At the finish line of my race on Sunday, a volunteer placed a medal around my neck to reward my finish. (Okay, backwards, but I fixed it.) When I headed home to shower (ahhhh warmth!), I obviously took the medal off – but then I put it right back on afterward. I ran a marathon, so I get to show off my medal all day. Right?
The ribbon on the medal happened to be the same color as the shirt I was wearing, so it took BF a little while to notice. But when he did, it was whining time. “Why are you wearing THAT?” he asked, pointing to my medal. “Can’t you take it off?” He’s not alone – past BFs have said the same thing. Come on, now – is it really so embarrassing to be seen with a CHAMPION??? (Kidding.)
As we headed for I Heart Yogurt (the Dallas version of 16 Handles), BF explained his reasoning – and I have to say, it made a lot of sense. While I may indeed have run 26.2, that distance isn’t really that challenging for me (at least not to complete, though I can always get faster), and I tend to cover 26.2 pretty often. For me, he pointed out, running the marathon and getting a medal was kind of like a little kid at a Little League game who wears his uniform the rest of the day. It’s cute – when you’re 7, not 27. As a result of our discussion, I reluctantly took off my medal when we pulled into the parking lot and left in the car.
His point hit home a little harder when we walked into I Heart Yogurt and saw that I was the only one over the age of 8 who was getting frozen yogurt. The rest of the clientele was, in fact, mothers taking their kids for frozen yogurt rewards after soccer/Little League/Pee Wee Football/etc. Oops. I kept my medal off for the rest of the day, but continued to wear my commemorative race t-shirt until I went to bed – I figured I deserved at least that little celebration.
This morning, while getting ready for 6am Flywheel, I decided to again wear my Fort Worth Marathon t-shirt. I had worn it just for afternoon hanging out and dinner, so it wasn’t sweaty/gross, and the wicking material made it perfect for a workout. Why get a clean workout shirt dirty when I could reuse a half-worn shirt, right? But when I walked into Flywheel, I immediately discovered that I had again accidentally coordinated outfits with my workout buddy, Blake. So far there have been three mornings where we’ve both opted to wear the exact same color shirt – including the one where I wore my neon yellow Nike Women’s Marathon shirt. Not an easy color to match! At least the subdued gray shirts meant that we didn’t get any instructor jokes on the sea of color-coordination over in our corner of the class.

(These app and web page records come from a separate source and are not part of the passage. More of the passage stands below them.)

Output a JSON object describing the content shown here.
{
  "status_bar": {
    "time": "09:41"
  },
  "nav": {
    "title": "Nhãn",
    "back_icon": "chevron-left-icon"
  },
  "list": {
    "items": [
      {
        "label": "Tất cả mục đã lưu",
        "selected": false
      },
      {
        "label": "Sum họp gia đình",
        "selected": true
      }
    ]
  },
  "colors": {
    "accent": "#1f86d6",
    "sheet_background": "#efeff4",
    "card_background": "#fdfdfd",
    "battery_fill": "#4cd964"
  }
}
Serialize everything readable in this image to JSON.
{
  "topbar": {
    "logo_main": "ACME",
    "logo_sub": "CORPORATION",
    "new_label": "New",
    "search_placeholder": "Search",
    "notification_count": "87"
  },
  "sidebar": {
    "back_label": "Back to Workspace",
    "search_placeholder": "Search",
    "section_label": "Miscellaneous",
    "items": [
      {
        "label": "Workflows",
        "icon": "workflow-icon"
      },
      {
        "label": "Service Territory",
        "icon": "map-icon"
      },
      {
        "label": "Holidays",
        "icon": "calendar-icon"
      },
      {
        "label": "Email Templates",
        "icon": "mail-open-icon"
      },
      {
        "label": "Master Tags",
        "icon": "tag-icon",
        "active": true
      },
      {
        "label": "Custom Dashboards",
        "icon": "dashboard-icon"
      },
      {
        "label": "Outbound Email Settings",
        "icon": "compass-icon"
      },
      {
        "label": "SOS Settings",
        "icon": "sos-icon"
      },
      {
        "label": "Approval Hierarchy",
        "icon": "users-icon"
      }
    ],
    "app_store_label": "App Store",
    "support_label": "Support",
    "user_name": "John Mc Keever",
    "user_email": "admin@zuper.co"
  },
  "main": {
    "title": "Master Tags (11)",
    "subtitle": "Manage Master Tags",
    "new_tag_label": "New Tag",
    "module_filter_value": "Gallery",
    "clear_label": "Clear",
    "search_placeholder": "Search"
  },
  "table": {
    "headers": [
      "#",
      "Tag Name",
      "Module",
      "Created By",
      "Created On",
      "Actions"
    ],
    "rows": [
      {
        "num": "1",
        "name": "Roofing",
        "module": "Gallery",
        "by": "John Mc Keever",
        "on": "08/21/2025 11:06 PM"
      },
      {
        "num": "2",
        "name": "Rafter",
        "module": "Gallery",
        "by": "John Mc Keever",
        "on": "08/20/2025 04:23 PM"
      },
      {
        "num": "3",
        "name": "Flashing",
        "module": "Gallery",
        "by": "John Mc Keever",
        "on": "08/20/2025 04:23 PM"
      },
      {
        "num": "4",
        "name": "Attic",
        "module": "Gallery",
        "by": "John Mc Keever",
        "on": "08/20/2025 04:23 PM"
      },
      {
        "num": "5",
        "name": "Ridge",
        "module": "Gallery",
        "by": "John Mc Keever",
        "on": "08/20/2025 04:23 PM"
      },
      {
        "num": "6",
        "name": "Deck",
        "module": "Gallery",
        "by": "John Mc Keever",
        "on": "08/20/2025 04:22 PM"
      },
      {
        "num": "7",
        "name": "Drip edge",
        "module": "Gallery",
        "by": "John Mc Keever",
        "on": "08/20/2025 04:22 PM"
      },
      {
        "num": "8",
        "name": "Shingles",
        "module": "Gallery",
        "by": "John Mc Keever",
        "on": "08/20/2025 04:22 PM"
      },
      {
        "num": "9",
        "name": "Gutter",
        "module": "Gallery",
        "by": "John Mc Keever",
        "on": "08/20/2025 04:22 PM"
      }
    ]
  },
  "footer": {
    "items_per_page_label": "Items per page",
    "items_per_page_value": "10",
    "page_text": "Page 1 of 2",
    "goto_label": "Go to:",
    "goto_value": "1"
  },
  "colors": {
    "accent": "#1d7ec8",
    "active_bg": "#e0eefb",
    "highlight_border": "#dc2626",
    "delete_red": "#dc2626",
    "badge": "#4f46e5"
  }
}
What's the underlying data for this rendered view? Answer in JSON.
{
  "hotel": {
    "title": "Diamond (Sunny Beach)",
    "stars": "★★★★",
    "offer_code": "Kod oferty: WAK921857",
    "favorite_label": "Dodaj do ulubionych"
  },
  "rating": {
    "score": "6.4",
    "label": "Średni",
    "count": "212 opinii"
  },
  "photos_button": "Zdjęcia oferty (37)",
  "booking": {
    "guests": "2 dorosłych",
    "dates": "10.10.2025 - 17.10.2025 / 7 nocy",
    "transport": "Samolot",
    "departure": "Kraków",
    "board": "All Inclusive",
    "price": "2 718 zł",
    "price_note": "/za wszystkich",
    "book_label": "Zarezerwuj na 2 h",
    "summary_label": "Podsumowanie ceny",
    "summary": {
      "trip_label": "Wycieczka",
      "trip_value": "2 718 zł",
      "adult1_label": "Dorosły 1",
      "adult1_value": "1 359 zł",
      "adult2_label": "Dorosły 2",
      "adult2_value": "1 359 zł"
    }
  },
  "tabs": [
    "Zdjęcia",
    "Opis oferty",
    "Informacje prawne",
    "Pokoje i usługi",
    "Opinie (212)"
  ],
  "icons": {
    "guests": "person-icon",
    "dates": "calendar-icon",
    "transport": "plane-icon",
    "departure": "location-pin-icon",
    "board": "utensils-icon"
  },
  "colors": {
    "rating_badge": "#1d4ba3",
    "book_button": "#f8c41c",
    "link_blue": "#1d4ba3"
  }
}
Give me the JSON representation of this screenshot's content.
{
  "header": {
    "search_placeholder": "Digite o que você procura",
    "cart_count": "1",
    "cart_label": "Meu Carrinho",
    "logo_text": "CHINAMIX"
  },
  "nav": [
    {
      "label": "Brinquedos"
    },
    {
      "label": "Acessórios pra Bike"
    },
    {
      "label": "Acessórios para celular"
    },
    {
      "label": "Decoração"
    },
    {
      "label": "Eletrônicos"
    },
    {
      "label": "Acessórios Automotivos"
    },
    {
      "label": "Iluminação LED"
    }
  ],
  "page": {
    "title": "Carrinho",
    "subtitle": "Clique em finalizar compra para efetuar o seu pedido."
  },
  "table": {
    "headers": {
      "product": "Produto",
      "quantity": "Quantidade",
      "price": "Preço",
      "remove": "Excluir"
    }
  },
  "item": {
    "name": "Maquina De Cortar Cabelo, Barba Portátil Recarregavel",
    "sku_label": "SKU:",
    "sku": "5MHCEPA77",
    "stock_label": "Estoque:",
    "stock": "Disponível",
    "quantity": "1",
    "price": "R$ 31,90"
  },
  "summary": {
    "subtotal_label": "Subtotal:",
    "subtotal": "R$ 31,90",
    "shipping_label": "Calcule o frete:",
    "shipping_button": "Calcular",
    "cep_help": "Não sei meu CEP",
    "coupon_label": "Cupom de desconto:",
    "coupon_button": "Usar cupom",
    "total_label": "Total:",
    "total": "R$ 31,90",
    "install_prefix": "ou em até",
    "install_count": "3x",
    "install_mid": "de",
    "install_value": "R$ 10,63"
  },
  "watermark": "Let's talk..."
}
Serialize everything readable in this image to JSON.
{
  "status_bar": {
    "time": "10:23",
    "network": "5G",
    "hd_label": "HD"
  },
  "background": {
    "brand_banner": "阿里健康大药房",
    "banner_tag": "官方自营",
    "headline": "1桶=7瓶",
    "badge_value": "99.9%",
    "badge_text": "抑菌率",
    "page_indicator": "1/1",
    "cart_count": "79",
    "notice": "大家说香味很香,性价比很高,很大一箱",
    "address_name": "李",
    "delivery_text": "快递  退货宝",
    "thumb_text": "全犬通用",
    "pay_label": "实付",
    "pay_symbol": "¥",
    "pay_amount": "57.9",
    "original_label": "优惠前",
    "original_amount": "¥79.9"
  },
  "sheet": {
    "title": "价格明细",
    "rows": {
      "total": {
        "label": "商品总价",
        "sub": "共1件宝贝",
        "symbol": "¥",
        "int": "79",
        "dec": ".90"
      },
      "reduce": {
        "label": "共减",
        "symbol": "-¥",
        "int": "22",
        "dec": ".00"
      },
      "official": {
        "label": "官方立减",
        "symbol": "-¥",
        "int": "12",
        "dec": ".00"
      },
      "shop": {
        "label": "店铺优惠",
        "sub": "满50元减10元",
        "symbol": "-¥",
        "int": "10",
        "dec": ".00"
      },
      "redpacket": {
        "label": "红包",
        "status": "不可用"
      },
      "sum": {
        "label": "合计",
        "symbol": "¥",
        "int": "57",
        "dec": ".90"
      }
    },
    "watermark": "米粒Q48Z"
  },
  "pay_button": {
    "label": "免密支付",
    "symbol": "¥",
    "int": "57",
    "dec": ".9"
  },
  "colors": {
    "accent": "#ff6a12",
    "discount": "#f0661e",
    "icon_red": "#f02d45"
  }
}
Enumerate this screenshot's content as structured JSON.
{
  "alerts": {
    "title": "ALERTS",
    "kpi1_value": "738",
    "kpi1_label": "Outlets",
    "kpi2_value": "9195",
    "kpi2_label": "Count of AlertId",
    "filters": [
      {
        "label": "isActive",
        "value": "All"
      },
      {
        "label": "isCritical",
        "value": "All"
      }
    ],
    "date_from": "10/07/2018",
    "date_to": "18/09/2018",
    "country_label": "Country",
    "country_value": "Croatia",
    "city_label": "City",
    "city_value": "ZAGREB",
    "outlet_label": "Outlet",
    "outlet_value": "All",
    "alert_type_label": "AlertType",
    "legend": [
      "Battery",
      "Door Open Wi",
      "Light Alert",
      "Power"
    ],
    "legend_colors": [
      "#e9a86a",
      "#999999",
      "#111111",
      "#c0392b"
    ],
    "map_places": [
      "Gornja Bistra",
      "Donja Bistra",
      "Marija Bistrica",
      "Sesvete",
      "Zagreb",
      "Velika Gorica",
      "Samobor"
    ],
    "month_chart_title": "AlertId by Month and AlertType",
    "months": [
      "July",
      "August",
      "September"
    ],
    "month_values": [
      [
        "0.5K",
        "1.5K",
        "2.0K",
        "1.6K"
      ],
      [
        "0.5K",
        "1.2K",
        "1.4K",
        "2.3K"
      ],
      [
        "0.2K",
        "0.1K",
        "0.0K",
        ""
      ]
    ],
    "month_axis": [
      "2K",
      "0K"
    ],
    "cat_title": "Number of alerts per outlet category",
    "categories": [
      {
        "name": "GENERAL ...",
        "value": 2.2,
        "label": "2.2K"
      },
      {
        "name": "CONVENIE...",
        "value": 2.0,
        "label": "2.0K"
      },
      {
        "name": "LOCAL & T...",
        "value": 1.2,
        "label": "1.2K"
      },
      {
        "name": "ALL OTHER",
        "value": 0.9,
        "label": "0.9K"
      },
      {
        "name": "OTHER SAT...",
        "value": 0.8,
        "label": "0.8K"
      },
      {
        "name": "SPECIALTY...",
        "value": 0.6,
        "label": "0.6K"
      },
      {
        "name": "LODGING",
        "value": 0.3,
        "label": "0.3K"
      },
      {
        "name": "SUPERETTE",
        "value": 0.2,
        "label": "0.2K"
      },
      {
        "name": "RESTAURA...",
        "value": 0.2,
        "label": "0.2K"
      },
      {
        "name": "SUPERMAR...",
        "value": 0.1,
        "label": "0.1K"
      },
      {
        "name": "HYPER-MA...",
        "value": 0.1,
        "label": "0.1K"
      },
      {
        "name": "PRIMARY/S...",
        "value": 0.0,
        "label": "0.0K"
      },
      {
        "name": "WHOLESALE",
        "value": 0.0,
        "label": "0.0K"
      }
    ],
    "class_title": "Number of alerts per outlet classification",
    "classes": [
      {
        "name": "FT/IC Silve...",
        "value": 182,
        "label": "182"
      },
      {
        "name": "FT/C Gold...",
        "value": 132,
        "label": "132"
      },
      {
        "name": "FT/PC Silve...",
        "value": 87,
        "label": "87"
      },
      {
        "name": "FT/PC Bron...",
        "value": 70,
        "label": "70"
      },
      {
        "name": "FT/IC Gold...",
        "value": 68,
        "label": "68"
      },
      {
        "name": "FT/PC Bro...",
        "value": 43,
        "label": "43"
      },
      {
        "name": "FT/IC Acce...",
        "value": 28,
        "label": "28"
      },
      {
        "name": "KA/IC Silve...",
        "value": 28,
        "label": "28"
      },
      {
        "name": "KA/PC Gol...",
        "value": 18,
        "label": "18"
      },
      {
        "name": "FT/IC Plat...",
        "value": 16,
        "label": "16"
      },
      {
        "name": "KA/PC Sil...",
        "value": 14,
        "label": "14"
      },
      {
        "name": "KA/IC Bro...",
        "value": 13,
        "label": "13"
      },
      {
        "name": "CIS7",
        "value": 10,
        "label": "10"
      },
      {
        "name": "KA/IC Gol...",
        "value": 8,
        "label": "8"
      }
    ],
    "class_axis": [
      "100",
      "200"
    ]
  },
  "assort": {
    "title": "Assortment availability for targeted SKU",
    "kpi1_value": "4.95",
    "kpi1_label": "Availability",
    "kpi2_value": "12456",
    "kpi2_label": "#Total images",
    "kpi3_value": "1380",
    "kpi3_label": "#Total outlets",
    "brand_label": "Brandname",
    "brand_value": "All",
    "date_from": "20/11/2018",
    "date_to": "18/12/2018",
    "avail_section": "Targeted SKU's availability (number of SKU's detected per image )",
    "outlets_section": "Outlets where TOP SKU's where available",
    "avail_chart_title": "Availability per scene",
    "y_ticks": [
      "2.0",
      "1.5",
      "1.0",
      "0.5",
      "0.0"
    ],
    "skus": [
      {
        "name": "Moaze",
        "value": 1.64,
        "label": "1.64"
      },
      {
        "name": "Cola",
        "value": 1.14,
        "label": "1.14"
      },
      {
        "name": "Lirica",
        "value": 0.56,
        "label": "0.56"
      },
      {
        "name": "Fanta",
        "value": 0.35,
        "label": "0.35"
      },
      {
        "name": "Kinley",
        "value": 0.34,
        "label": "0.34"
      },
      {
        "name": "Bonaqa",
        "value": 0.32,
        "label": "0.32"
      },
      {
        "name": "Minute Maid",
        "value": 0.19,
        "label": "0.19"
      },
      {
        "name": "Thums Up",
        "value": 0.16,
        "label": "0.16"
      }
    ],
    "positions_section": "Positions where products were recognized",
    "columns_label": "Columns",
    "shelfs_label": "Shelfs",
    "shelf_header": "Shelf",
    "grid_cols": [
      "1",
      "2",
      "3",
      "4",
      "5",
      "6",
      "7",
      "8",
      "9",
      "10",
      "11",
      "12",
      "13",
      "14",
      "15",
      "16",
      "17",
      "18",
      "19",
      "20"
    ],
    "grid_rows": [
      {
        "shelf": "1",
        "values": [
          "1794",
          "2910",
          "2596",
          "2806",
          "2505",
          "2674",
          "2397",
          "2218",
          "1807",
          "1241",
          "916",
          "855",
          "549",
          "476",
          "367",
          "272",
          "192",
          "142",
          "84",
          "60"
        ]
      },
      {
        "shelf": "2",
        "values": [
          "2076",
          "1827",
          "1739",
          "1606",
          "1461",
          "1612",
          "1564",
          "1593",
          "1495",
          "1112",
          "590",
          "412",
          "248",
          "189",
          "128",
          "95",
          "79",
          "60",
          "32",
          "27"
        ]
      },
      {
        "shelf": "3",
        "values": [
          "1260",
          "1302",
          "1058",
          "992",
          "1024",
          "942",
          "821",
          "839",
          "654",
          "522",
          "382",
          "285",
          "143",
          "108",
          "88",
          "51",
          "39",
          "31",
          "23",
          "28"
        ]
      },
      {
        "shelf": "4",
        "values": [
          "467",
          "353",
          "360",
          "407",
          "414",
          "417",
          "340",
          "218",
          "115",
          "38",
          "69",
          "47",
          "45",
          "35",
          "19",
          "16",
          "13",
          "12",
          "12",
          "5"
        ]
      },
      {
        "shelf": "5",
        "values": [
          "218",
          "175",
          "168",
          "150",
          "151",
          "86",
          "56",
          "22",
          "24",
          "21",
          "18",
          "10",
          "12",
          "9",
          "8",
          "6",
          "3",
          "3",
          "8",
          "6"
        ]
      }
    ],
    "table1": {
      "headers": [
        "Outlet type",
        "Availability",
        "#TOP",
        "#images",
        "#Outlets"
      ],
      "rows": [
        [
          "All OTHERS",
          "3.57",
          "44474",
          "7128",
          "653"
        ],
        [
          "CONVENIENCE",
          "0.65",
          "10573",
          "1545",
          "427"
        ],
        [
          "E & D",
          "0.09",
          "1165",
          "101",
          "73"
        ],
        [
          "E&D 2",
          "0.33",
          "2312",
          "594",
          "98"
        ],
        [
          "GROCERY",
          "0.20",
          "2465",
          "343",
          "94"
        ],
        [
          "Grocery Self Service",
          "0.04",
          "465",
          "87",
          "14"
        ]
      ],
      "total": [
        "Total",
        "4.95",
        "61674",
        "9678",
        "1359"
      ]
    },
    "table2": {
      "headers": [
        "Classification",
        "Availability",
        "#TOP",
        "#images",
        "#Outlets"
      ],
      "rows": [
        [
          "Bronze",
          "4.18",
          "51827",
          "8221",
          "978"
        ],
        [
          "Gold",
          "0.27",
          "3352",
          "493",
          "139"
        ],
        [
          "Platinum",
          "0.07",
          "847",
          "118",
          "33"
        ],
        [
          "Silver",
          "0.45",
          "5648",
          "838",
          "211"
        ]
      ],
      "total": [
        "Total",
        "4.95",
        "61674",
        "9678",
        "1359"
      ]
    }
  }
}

However, Blake and her husband totally teased me for wearing my race shirt to class. “You’re like that guy who wears the band t-shirt the day after the concert!” I hadn’t thought of it that way, but again, it was a great point. It seems that there is no issue when you wear a race t-shirt weeks after the actual race, as it then becomes just like any other workout shirt. But two days later is apparently too soon.
So where is the cutoff between being THAT guy with the concert tee, and just donning the shirt as regular workout wear? And how long is it acceptable to wear your medal?
I have to admit, I kind of snicker at people who wear their medal the day after the race (as many first-timers to the New York Marathon seem to do). But is there any real difference between that and putting your medal back on after you shower and wearing it for the rest of the day? It’s still going out of your way to show off your accomplishment – and maybe that’s a bit braggy. Maybe I ought to be relegating it to my shelf as soon as I get home.
What do you do with your medal and race shirt?